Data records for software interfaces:
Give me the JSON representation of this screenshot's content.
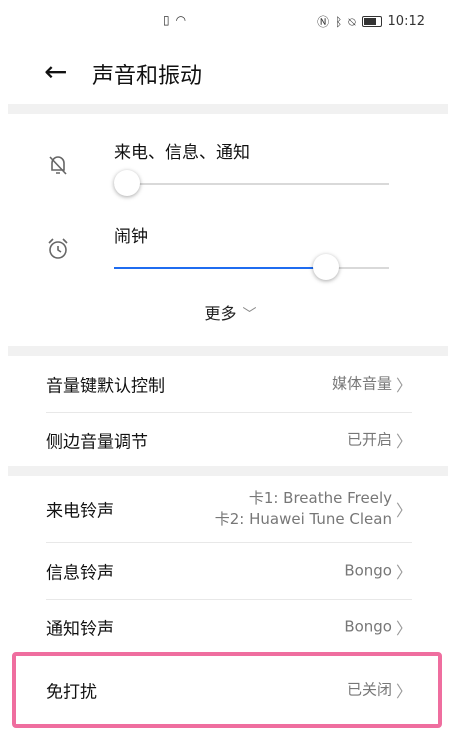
{
  "status_bar": {
    "time": "10:12",
    "center_icons": [
      "sim-icon",
      "wifi-icon"
    ],
    "right_icons": [
      "nfc-icon",
      "bluetooth-icon",
      "mute-icon",
      "battery-icon"
    ]
  },
  "header": {
    "title": "声音和振动"
  },
  "volume": {
    "ringtone_label": "来电、信息、通知",
    "ringtone_level": 0,
    "alarm_label": "闹钟",
    "alarm_level": 0.8,
    "accent_color": "#1f6cf0",
    "more_label": "更多"
  },
  "settings_group1": [
    {
      "label": "音量键默认控制",
      "value": "媒体音量"
    },
    {
      "label": "侧边音量调节",
      "value": "已开启"
    }
  ],
  "settings_group2": [
    {
      "label": "来电铃声",
      "value_line1": "卡1: Breathe Freely",
      "value_line2": "卡2: Huawei Tune Clean"
    },
    {
      "label": "信息铃声",
      "value": "Bongo"
    },
    {
      "label": "通知铃声",
      "value": "Bongo"
    }
  ],
  "settings_group3": [
    {
      "label": "免打扰",
      "value": "已关闭"
    }
  ],
  "highlight_color": "#ef6e9f"
}
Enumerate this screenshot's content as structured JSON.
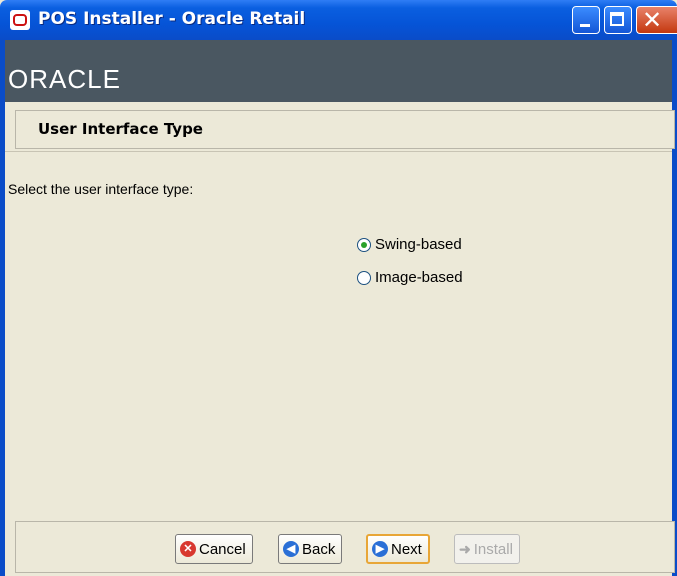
{
  "window": {
    "title": "POS Installer - Oracle Retail",
    "brand": "ORACLE"
  },
  "header": {
    "title": "User Interface Type"
  },
  "main": {
    "prompt": "Select the user interface type:",
    "options": [
      {
        "label": "Swing-based",
        "checked": true
      },
      {
        "label": "Image-based",
        "checked": false
      }
    ]
  },
  "buttons": {
    "cancel": "Cancel",
    "back": "Back",
    "next": "Next",
    "install": "Install"
  },
  "colors": {
    "titlebar": "#0654d7",
    "oracle_bar": "#4a5761",
    "panel": "#ece9d8"
  },
  "icons": {
    "app": "oracle-app-icon",
    "cancel": "x-circle-icon",
    "back": "left-arrow-circle-icon",
    "next": "right-arrow-circle-icon",
    "install": "install-arrow-icon"
  }
}
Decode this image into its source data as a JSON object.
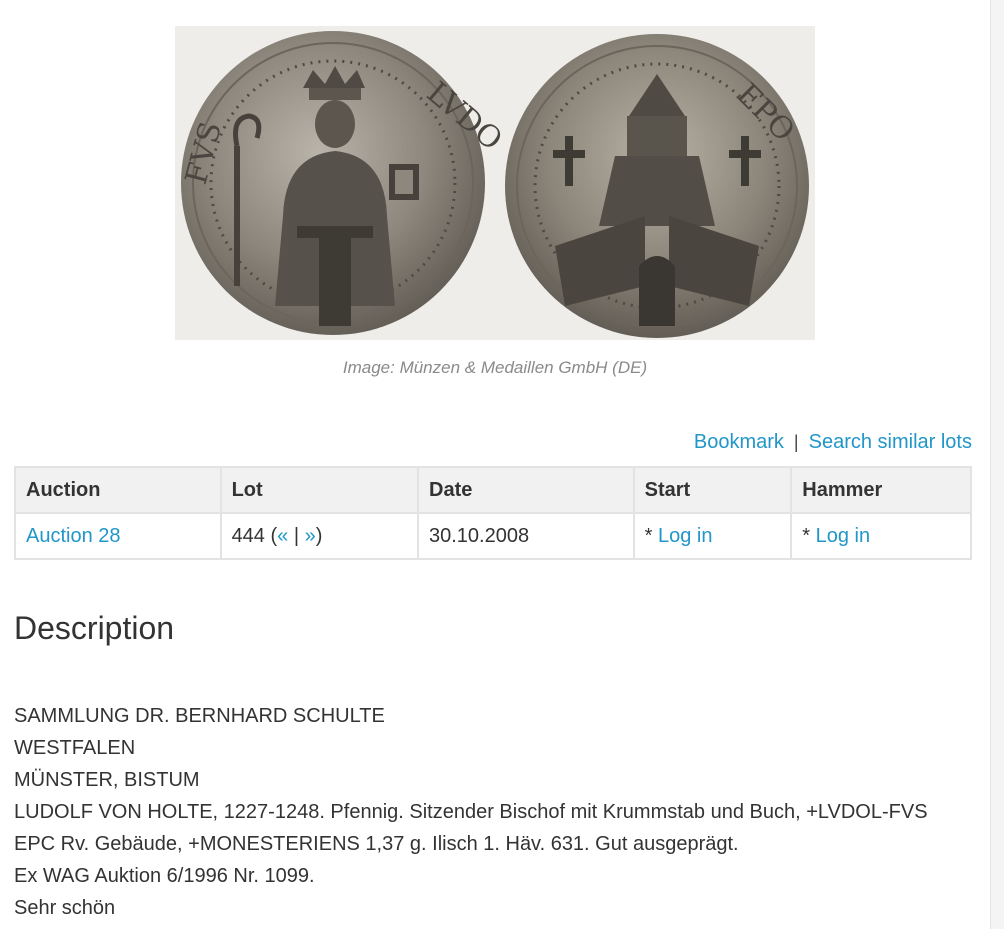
{
  "image": {
    "caption": "Image: Münzen & Medaillen GmbH (DE)"
  },
  "actions": {
    "bookmark": "Bookmark",
    "separator": "|",
    "search_similar": "Search similar lots"
  },
  "table": {
    "headers": [
      "Auction",
      "Lot",
      "Date",
      "Start",
      "Hammer"
    ],
    "row": {
      "auction": "Auction 28",
      "lot_number": "444 (",
      "lot_prev": "«",
      "lot_sep": " | ",
      "lot_next": "»",
      "lot_close": ")",
      "date": "30.10.2008",
      "start_prefix": "* ",
      "start_link": "Log in",
      "hammer_prefix": "* ",
      "hammer_link": "Log in"
    }
  },
  "description": {
    "heading": "Description",
    "lines": [
      "SAMMLUNG DR. BERNHARD SCHULTE",
      "WESTFALEN",
      "MÜNSTER, BISTUM",
      "LUDOLF VON HOLTE, 1227-1248. Pfennig. Sitzender Bischof mit Krummstab und Buch, +LVDOL-FVS",
      "EPC Rv. Gebäude, +MONESTERIENS 1,37 g. Ilisch 1. Häv. 631. Gut ausgeprägt.",
      "Ex WAG Auktion 6/1996 Nr. 1099.",
      "Sehr schön"
    ]
  },
  "colors": {
    "link": "#2196c9",
    "text": "#333333",
    "caption": "#8a8a8a",
    "header_bg": "#f1f1f1",
    "border": "#e3e3e3"
  }
}
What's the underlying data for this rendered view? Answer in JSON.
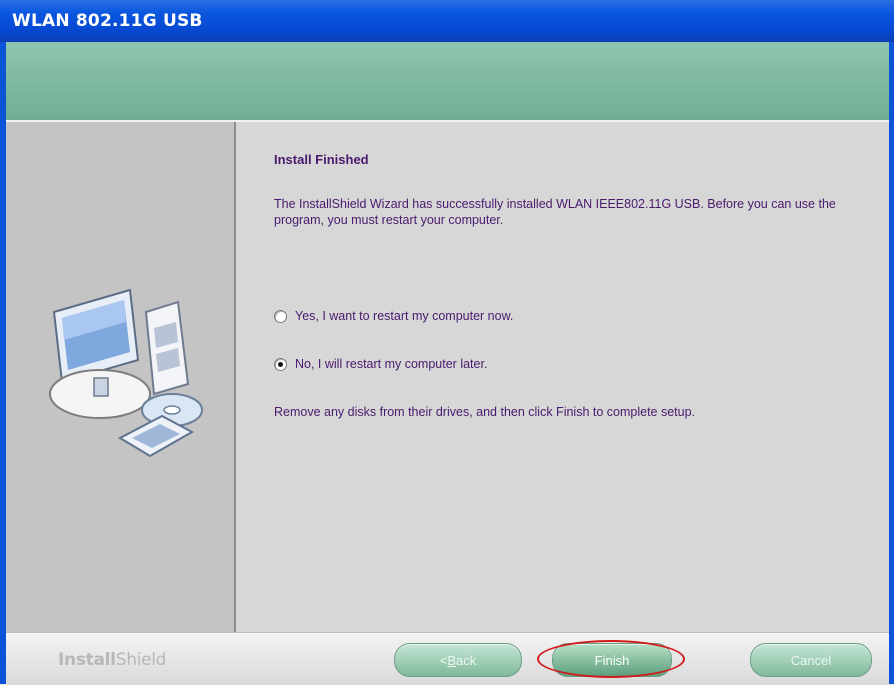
{
  "window": {
    "title": "WLAN 802.11G USB"
  },
  "page": {
    "heading": "Install Finished",
    "intro": "The InstallShield Wizard has successfully installed WLAN  IEEE802.11G USB.  Before you can use the program, you must restart your computer.",
    "options": [
      {
        "label": "Yes, I want to restart my computer now.",
        "selected": false
      },
      {
        "label": "No, I will restart my computer later.",
        "selected": true
      }
    ],
    "note": "Remove any disks from their drives, and then click Finish to complete setup."
  },
  "footer": {
    "brand_bold": "Install",
    "brand_light": "Shield",
    "back_prefix": "< ",
    "back_mnemonic": "B",
    "back_rest": "ack",
    "finish_label": "Finish",
    "cancel_label": "Cancel"
  },
  "colors": {
    "accent_text": "#4a1a6e",
    "titlebar": "#0a57e0",
    "banner": "#7fb8a0",
    "highlight": "#d11a1a"
  }
}
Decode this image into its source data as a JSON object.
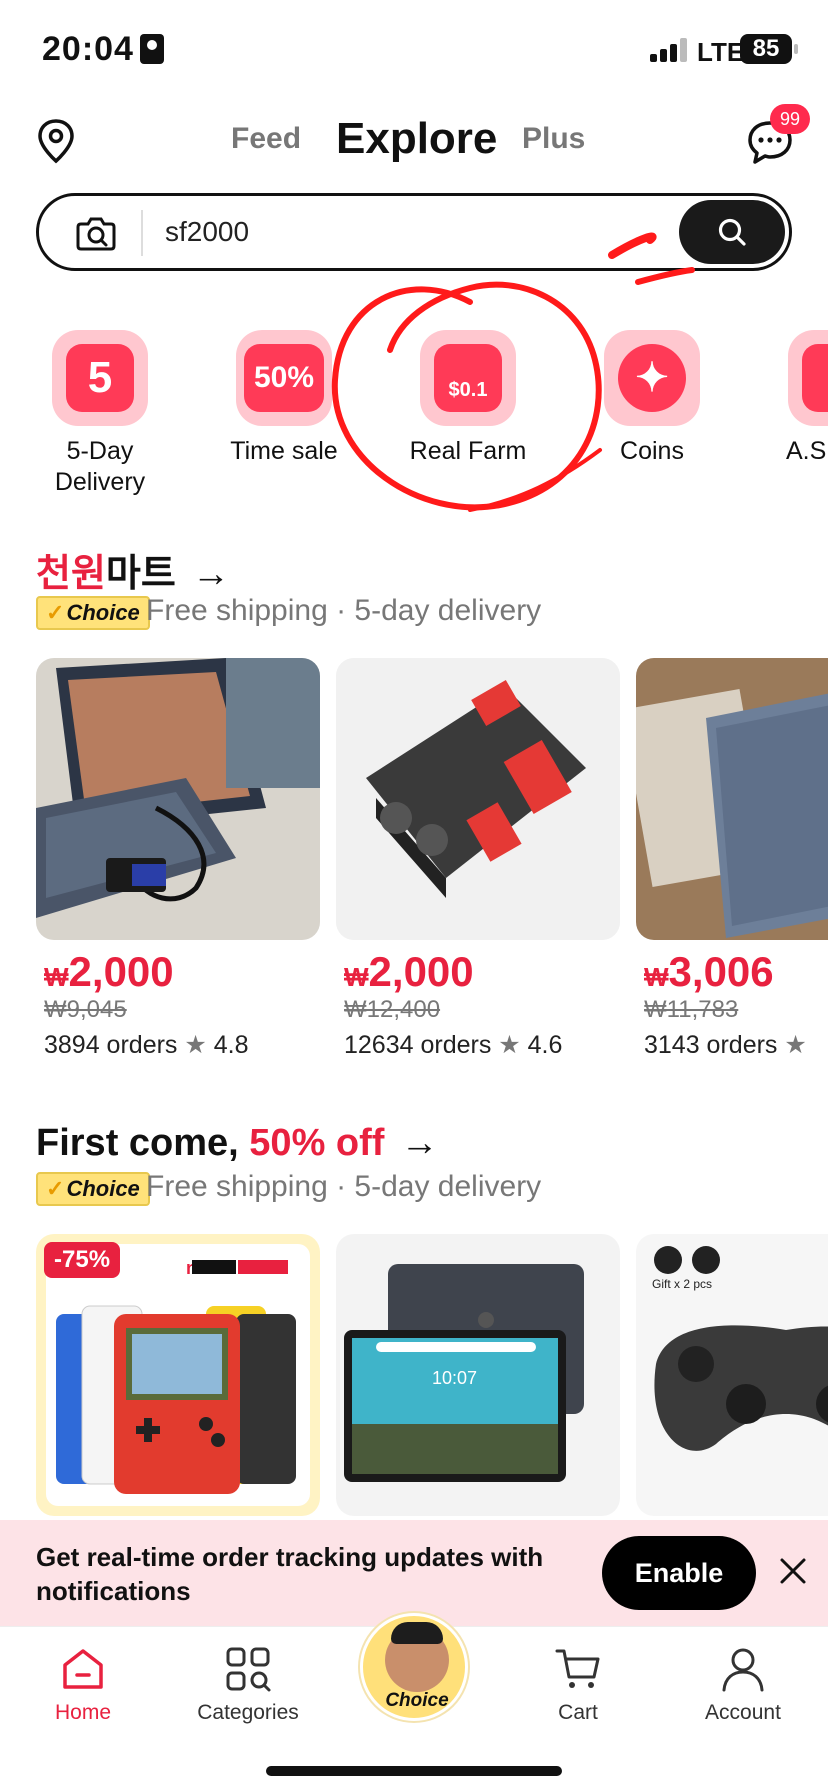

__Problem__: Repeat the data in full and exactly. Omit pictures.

__Answer section__:
Give me the JSON representation of this screenshot's content.
{
  "status_bar": {
    "time": "10:12",
    "center_icons": [
      "sim-icon",
      "wifi-icon"
    ],
    "right_icons": [
      "nfc-icon",
      "bluetooth-icon",
      "mute-icon",
      "battery-icon"
    ]
  },
  "header": {
    "title": "声音和振动"
  },
  "volume": {
    "ringtone_label": "来电、信息、通知",
    "ringtone_level": 0,
    "alarm_label": "闹钟",
    "alarm_level": 0.8,
    "accent_color": "#1f6cf0",
    "more_label": "更多"
  },
  "settings_group1": [
    {
      "label": "音量键默认控制",
      "value": "媒体音量"
    },
    {
      "label": "侧边音量调节",
      "value": "已开启"
    }
  ],
  "settings_group2": [
    {
      "label": "来电铃声",
      "value_line1": "卡1: Breathe Freely",
      "value_line2": "卡2: Huawei Tune Clean"
    },
    {
      "label": "信息铃声",
      "value": "Bongo"
    },
    {
      "label": "通知铃声",
      "value": "Bongo"
    }
  ],
  "settings_group3": [
    {
      "label": "免打扰",
      "value": "已关闭"
    }
  ],
  "highlight_color": "#ef6e9f"
}
Enumerate this screenshot's content as structured JSON.
{
  "window": {
    "title": "POS Installer - Oracle Retail",
    "brand": "ORACLE"
  },
  "header": {
    "title": "User Interface Type"
  },
  "main": {
    "prompt": "Select the user interface type:",
    "options": [
      {
        "label": "Swing-based",
        "checked": true
      },
      {
        "label": "Image-based",
        "checked": false
      }
    ]
  },
  "buttons": {
    "cancel": "Cancel",
    "back": "Back",
    "next": "Next",
    "install": "Install"
  },
  "colors": {
    "titlebar": "#0654d7",
    "oracle_bar": "#4a5761",
    "panel": "#ece9d8"
  },
  "icons": {
    "app": "oracle-app-icon",
    "cancel": "x-circle-icon",
    "back": "left-arrow-circle-icon",
    "next": "right-arrow-circle-icon",
    "install": "install-arrow-icon"
  }
}
Decode this image into its source data as a JSON object.
{
  "image": {
    "caption": "Image: Münzen & Medaillen GmbH (DE)"
  },
  "actions": {
    "bookmark": "Bookmark",
    "separator": "|",
    "search_similar": "Search similar lots"
  },
  "table": {
    "headers": [
      "Auction",
      "Lot",
      "Date",
      "Start",
      "Hammer"
    ],
    "row": {
      "auction": "Auction 28",
      "lot_number": "444 (",
      "lot_prev": "«",
      "lot_sep": " | ",
      "lot_next": "»",
      "lot_close": ")",
      "date": "30.10.2008",
      "start_prefix": "* ",
      "start_link": "Log in",
      "hammer_prefix": "* ",
      "hammer_link": "Log in"
    }
  },
  "description": {
    "heading": "Description",
    "lines": [
      "SAMMLUNG DR. BERNHARD SCHULTE",
      "WESTFALEN",
      "MÜNSTER, BISTUM",
      "LUDOLF VON HOLTE, 1227-1248. Pfennig. Sitzender Bischof mit Krummstab und Buch, +LVDOL-FVS",
      "EPC Rv. Gebäude, +MONESTERIENS 1,37 g. Ilisch 1. Häv. 631. Gut ausgeprägt.",
      "Ex WAG Auktion 6/1996 Nr. 1099.",
      "Sehr schön"
    ]
  },
  "colors": {
    "link": "#2196c9",
    "text": "#333333",
    "caption": "#8a8a8a",
    "header_bg": "#f1f1f1",
    "border": "#e3e3e3"
  }
}
What's the underlying data for this rendered view? Answer in JSON.
{
  "window": {
    "title": "WLAN 802.11G USB"
  },
  "page": {
    "heading": "Install Finished",
    "intro": "The InstallShield Wizard has successfully installed WLAN  IEEE802.11G USB.  Before you can use the program, you must restart your computer.",
    "options": [
      {
        "label": "Yes, I want to restart my computer now.",
        "selected": false
      },
      {
        "label": "No, I will restart my computer later.",
        "selected": true
      }
    ],
    "note": "Remove any disks from their drives, and then click Finish to complete setup."
  },
  "footer": {
    "brand_bold": "Install",
    "brand_light": "Shield",
    "back_prefix": "< ",
    "back_mnemonic": "B",
    "back_rest": "ack",
    "finish_label": "Finish",
    "cancel_label": "Cancel"
  },
  "colors": {
    "accent_text": "#4a1a6e",
    "titlebar": "#0a57e0",
    "banner": "#7fb8a0",
    "highlight": "#d11a1a"
  }
}
Decode this image into its source data as a JSON object.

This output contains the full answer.